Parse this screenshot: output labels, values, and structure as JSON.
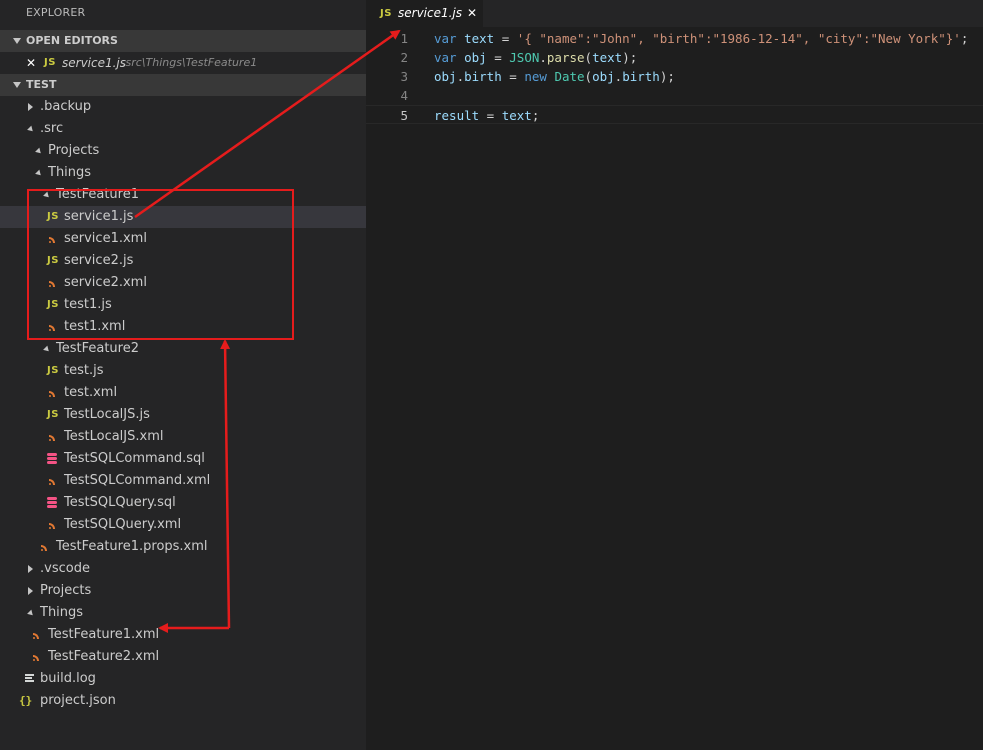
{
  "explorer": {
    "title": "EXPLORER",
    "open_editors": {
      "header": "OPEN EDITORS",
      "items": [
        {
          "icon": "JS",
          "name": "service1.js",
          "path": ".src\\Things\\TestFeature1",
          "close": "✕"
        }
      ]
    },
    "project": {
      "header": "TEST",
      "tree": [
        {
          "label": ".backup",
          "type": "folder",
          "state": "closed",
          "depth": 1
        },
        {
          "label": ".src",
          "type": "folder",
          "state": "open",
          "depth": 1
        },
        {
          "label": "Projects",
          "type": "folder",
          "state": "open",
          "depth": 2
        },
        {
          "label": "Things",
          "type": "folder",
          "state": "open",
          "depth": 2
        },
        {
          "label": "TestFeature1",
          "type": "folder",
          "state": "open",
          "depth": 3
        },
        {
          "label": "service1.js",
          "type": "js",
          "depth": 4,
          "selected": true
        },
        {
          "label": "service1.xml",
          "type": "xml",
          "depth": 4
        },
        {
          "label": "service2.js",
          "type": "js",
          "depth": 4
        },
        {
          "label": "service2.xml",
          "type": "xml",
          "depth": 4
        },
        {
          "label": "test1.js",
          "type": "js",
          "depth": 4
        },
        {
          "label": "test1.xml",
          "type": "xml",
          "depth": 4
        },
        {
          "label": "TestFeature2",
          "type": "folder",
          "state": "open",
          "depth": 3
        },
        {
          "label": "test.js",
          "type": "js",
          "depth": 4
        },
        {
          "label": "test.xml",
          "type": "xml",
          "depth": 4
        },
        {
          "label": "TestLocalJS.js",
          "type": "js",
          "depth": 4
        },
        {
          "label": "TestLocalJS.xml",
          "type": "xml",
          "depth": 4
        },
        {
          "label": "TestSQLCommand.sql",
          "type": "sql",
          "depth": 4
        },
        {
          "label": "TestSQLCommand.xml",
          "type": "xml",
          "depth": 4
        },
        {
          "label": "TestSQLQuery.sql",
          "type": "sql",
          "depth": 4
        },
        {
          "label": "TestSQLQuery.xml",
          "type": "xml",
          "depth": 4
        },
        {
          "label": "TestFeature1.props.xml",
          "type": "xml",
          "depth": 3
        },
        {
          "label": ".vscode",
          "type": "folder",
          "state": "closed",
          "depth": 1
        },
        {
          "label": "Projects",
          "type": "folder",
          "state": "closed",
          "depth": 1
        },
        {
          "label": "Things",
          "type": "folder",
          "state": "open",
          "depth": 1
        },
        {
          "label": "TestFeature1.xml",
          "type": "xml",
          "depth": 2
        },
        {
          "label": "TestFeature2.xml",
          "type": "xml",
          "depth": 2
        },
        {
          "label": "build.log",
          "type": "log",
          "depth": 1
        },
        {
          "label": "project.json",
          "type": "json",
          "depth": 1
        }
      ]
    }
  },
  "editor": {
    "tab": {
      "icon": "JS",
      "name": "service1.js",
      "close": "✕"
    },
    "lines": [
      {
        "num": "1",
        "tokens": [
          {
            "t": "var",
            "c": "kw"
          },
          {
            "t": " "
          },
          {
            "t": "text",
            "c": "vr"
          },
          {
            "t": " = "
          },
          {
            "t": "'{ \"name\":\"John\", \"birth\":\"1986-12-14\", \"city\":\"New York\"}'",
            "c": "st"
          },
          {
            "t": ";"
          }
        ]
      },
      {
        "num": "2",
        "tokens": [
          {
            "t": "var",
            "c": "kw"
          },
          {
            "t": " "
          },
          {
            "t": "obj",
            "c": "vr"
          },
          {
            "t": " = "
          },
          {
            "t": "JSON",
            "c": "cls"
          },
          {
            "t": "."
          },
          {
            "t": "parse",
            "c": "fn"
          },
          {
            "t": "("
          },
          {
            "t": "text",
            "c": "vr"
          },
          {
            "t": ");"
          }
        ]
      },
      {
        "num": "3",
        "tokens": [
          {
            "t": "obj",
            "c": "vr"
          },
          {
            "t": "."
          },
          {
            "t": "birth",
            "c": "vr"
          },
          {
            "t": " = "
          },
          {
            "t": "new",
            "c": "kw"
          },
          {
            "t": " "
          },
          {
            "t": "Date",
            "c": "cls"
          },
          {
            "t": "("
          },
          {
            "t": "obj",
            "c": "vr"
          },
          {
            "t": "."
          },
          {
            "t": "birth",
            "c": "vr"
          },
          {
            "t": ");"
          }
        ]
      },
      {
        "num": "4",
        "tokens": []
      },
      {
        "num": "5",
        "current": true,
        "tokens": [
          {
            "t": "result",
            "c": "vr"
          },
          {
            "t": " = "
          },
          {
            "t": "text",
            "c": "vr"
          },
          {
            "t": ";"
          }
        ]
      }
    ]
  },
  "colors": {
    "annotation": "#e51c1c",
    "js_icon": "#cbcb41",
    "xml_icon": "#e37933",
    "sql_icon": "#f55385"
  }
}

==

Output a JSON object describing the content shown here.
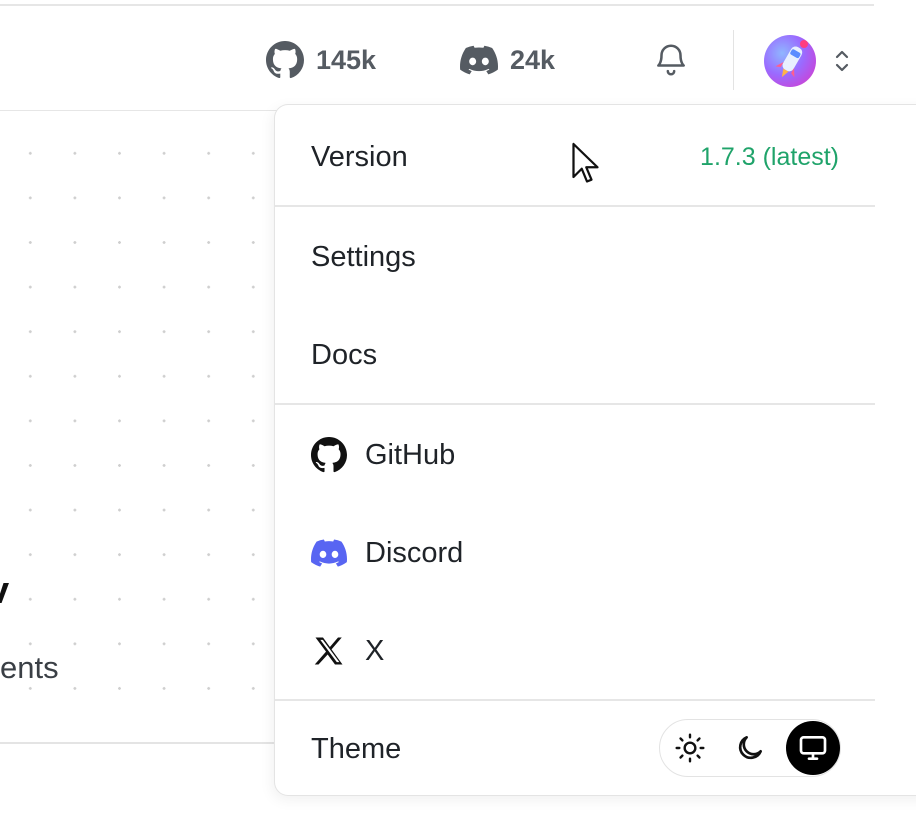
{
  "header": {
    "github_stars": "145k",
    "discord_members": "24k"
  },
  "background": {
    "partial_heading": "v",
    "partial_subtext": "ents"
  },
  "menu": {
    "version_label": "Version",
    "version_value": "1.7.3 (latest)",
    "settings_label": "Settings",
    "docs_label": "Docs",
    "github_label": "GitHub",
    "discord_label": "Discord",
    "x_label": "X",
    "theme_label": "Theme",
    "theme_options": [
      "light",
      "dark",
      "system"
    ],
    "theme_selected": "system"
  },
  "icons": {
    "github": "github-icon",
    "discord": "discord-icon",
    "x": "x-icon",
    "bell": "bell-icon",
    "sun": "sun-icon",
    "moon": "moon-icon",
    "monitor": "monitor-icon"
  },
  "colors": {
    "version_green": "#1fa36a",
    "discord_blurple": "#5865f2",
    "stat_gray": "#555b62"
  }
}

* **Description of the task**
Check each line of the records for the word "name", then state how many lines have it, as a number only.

* **Written solution**
3